*What you have to do*. Make an exact copy of all the records that follow, apart from the pictures.

*** Records for this task Section Begins ***

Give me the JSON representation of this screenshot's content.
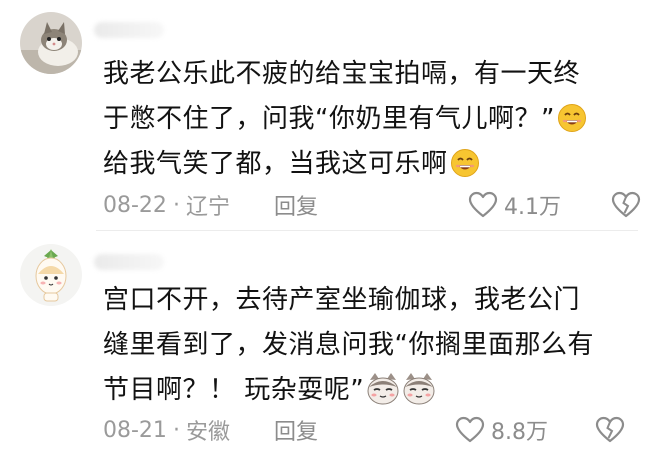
{
  "comments": [
    {
      "lines": [
        "我老公乐此不疲的给宝宝拍嗝，有一天终",
        "于憋不住了，问我“你奶里有气儿啊？”",
        "给我气笑了都，当我这可乐啊"
      ],
      "date": "08-22",
      "location": "辽宁",
      "reply_label": "回复",
      "likes": "4.1万",
      "avatar_icon": "cat-photo-avatar",
      "emoji": "grin-emoji"
    },
    {
      "lines": [
        "宫口不开，去待产室坐瑜伽球，我老公门",
        "缝里看到了，发消息问我“你搁里面那么有",
        "节目啊？！ 玩杂耍呢”"
      ],
      "date": "08-21",
      "location": "安徽",
      "reply_label": "回复",
      "likes": "8.8万",
      "avatar_icon": "cartoon-avatar",
      "emoji": "cat-face-emoji"
    }
  ],
  "separator": "·",
  "colors": {
    "text": "#121212",
    "meta": "#9a9a9a",
    "emoji_yellow": "#f7c531"
  }
}
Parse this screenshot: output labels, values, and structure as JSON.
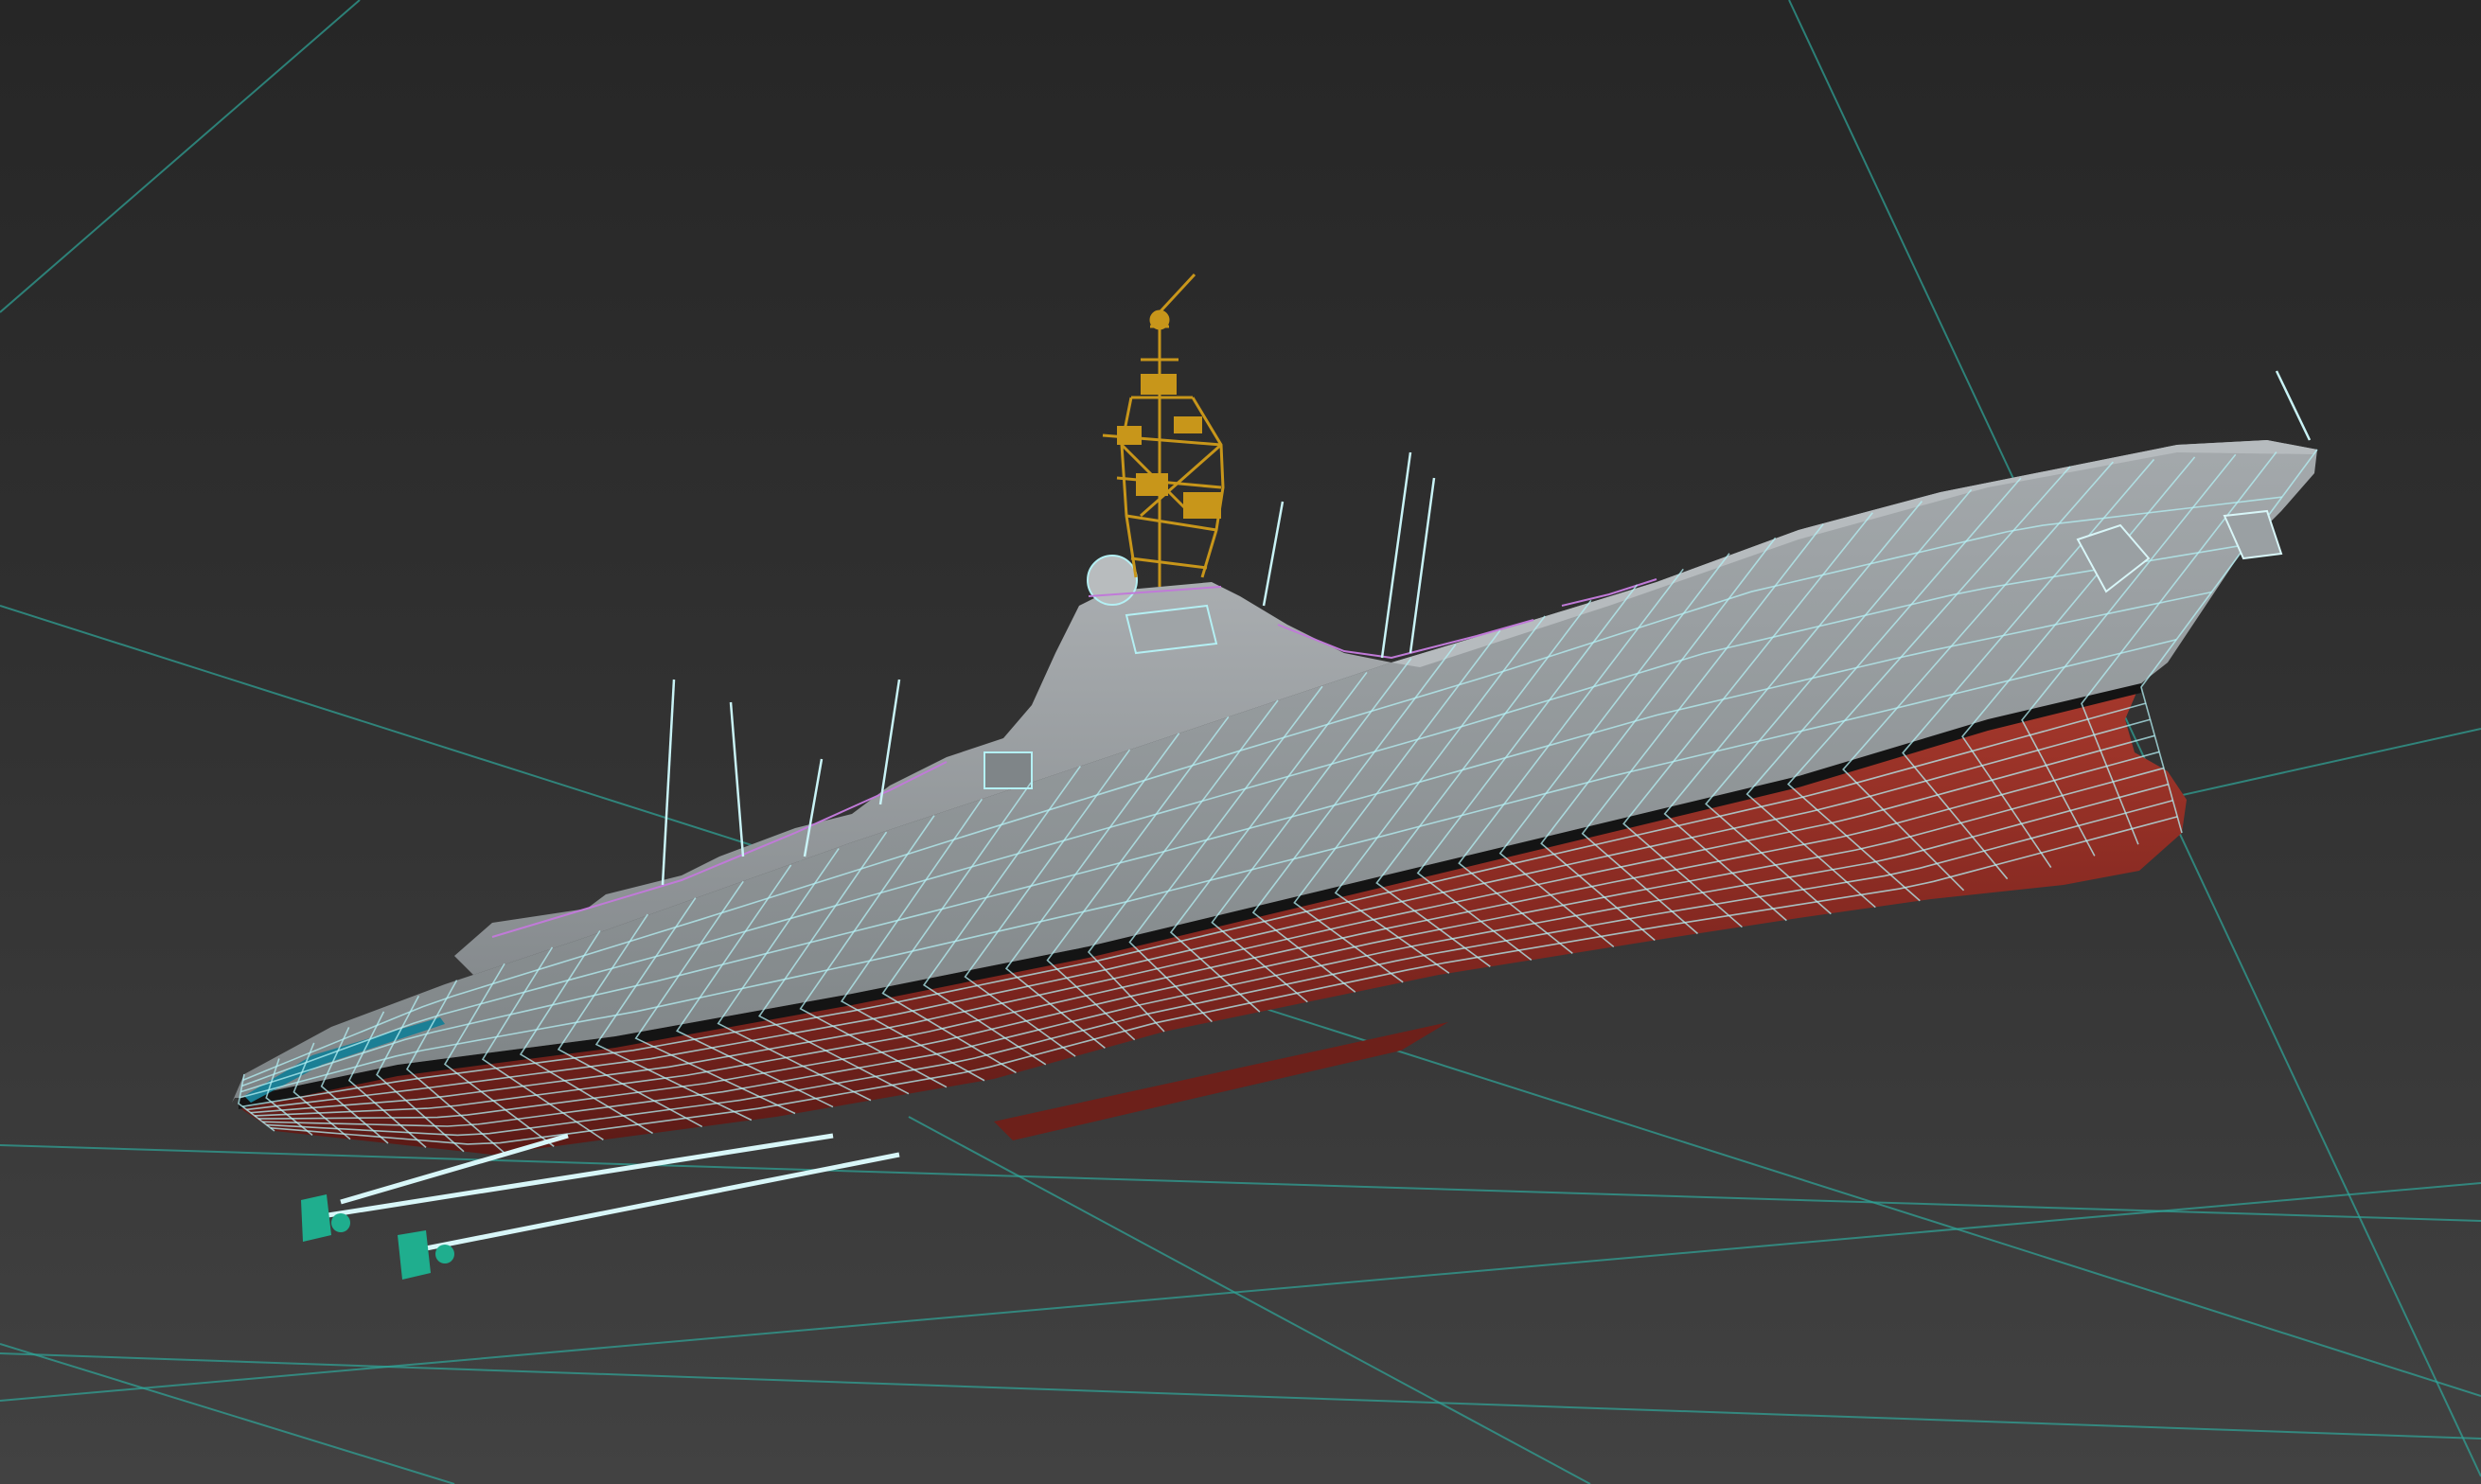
{
  "viewport": {
    "background_top": "#262626",
    "background_bottom": "#424242",
    "grid_color": "#2fa79a",
    "wire_color": "#b4f0f4",
    "hull_lower_color": "#8e2a22",
    "hull_upper_color": "#8d9396",
    "mast_color": "#c8961a",
    "deck_selection_color": "#c07ad8",
    "rudder_color": "#1fae8e",
    "stern_accent_color": "#1b7f95"
  },
  "scene": {
    "object": "ship-model",
    "view": "perspective",
    "render_mode": "shaded-with-wireframe"
  }
}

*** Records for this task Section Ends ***

*Output*.
Give me the JSON representation of this screenshot's content.
{
  "comments": [
    {
      "lines": [
        "我老公乐此不疲的给宝宝拍嗝，有一天终",
        "于憋不住了，问我“你奶里有气儿啊？”",
        "给我气笑了都，当我这可乐啊"
      ],
      "date": "08-22",
      "location": "辽宁",
      "reply_label": "回复",
      "likes": "4.1万",
      "avatar_icon": "cat-photo-avatar",
      "emoji": "grin-emoji"
    },
    {
      "lines": [
        "宫口不开，去待产室坐瑜伽球，我老公门",
        "缝里看到了，发消息问我“你搁里面那么有",
        "节目啊？！ 玩杂耍呢”"
      ],
      "date": "08-21",
      "location": "安徽",
      "reply_label": "回复",
      "likes": "8.8万",
      "avatar_icon": "cartoon-avatar",
      "emoji": "cat-face-emoji"
    }
  ],
  "separator": "·",
  "colors": {
    "text": "#121212",
    "meta": "#9a9a9a",
    "emoji_yellow": "#f7c531"
  }
}
Parse this screenshot: output labels, values, and structure as JSON.
{
  "viewport": {
    "background_top": "#262626",
    "background_bottom": "#424242",
    "grid_color": "#2fa79a",
    "wire_color": "#b4f0f4",
    "hull_lower_color": "#8e2a22",
    "hull_upper_color": "#8d9396",
    "mast_color": "#c8961a",
    "deck_selection_color": "#c07ad8",
    "rudder_color": "#1fae8e",
    "stern_accent_color": "#1b7f95"
  },
  "scene": {
    "object": "ship-model",
    "view": "perspective",
    "render_mode": "shaded-with-wireframe"
  }
}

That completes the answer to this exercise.